Pushing message from the server to client so that client doesn’t have to send the request to the server periodically is not a new concept anymore. Earlier when then client wants to check if the server wants to send something to him, he has to send dummy request to server repeatedly to ask for notifications. Although the server has nothing new, he is still overloaded because of handling these kinds of requests. Actively pushing message from the server to client will save him from unnecessary requests of clients. In this concept, the client will connect to the server through a channel and wait there for a new message. When the server wants to notify a client, he just uses the current active channel between him and client, then sends a message through it. The client receives notification and handles it. Server and client don’t have to send ping-pong message to communicate, all they have to do is building up an active channel between them and communicating through that channel.
Continue reading Google Cloud Messaging, ASP.NET Web Api and Android client

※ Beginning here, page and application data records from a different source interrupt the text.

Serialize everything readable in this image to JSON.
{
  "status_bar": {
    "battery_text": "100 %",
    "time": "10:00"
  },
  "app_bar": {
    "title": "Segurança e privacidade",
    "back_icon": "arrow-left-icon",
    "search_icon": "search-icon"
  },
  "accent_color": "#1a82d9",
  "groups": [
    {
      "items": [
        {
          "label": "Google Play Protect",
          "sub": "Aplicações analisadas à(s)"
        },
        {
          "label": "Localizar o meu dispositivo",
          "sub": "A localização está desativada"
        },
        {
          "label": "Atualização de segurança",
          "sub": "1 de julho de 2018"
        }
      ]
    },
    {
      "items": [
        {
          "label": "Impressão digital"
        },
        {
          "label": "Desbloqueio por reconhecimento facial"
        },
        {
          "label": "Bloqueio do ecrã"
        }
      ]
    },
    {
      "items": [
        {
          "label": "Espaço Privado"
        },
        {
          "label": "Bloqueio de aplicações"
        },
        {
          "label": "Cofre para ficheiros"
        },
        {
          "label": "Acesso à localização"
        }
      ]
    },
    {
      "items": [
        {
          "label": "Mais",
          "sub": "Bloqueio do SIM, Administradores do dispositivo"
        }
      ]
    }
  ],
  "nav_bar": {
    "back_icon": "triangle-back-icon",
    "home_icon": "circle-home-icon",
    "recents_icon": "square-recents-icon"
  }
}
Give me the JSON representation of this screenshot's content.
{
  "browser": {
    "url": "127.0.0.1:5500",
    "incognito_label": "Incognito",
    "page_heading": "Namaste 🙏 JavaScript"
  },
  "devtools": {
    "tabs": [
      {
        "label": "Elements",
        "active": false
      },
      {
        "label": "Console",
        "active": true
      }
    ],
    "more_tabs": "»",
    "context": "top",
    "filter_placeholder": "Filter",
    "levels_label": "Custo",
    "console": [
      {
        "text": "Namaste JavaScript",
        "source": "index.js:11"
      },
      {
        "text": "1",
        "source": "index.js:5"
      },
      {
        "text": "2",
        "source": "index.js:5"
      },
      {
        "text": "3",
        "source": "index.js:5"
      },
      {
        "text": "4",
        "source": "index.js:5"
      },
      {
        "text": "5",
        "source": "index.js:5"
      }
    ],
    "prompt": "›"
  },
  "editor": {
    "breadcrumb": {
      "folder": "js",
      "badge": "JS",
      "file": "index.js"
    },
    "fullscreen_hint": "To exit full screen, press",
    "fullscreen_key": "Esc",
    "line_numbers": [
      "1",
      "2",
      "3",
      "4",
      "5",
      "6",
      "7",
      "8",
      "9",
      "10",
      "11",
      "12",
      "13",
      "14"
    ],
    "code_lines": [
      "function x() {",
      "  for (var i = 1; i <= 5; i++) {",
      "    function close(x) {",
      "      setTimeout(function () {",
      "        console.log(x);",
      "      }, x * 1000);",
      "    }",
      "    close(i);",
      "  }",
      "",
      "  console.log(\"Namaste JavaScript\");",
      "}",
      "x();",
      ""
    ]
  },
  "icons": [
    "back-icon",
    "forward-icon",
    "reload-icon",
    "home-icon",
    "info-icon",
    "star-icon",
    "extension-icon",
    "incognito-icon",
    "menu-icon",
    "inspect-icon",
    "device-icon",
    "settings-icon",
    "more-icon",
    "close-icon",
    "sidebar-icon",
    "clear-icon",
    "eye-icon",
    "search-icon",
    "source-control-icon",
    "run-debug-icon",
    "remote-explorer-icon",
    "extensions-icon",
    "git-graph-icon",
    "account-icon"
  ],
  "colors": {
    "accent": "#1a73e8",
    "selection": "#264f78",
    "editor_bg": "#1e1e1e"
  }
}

In my previous posts, I discussed how we can consume the ASP.Net Web API with RestSharp and HttpClient. In this small one, I would like to show how we can make a demo application in Android consuming ASP.Net Web API service. To save time, I already prepare a sample REST web service made by ASP.NET Web API with only one resource at http://restwebserviceforandroid.apphb.com/api/products. You can access the service without any authentication for your testing purposes. On the server, I use Entity Framework to connect to a SQL Server behind with following structure
Continue reading How to call ASP.Net Web API service from Android?
If you are trying to call web service within Android emulator, maybe you would like to see how your real HTTP request looks like and was sent to server. Of course there are a lot of ways to hook network interface such as using Wireshark, Microsoft Network Monitor,… However these tools provide low-level-interfaces with packet capturing which aren’t appropriate for TCP/IP data analyzing. Therefore, in this small blog post, I’ll summarize how to configure Fiddler so that he can capture all traffic going through Android emulator. Fiddler can parse JSON/XML format in readable form so that we can validate input/output data in HTTP request.
Continue reading How to get Android emulator working with Fiddler?